(Page and application data records)
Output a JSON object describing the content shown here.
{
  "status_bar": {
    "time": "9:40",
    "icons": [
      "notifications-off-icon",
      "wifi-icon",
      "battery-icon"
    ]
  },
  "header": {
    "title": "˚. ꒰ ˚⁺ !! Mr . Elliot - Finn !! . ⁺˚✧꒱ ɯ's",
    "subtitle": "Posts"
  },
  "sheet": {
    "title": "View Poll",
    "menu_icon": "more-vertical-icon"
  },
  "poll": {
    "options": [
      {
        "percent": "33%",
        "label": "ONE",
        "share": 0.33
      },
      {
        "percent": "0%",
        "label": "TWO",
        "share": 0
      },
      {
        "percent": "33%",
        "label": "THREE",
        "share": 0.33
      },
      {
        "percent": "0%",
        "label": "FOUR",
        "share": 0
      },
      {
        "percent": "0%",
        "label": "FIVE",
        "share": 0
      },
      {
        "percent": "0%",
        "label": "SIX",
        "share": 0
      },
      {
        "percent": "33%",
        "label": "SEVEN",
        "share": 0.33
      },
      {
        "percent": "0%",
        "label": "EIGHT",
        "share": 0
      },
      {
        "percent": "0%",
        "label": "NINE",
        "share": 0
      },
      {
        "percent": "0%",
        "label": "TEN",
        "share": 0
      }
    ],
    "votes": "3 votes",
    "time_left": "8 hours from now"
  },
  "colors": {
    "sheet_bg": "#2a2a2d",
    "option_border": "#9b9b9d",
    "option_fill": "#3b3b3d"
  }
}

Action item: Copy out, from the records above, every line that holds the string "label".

Final answer:
        "label": "ONE",
        "label": "TWO",
        "label": "THREE",
        "label": "FOUR",
        "label": "FIVE",
        "label": "SIX",
        "label": "SEVEN",
        "label": "EIGHT",
        "label": "NINE",
        "label": "TEN",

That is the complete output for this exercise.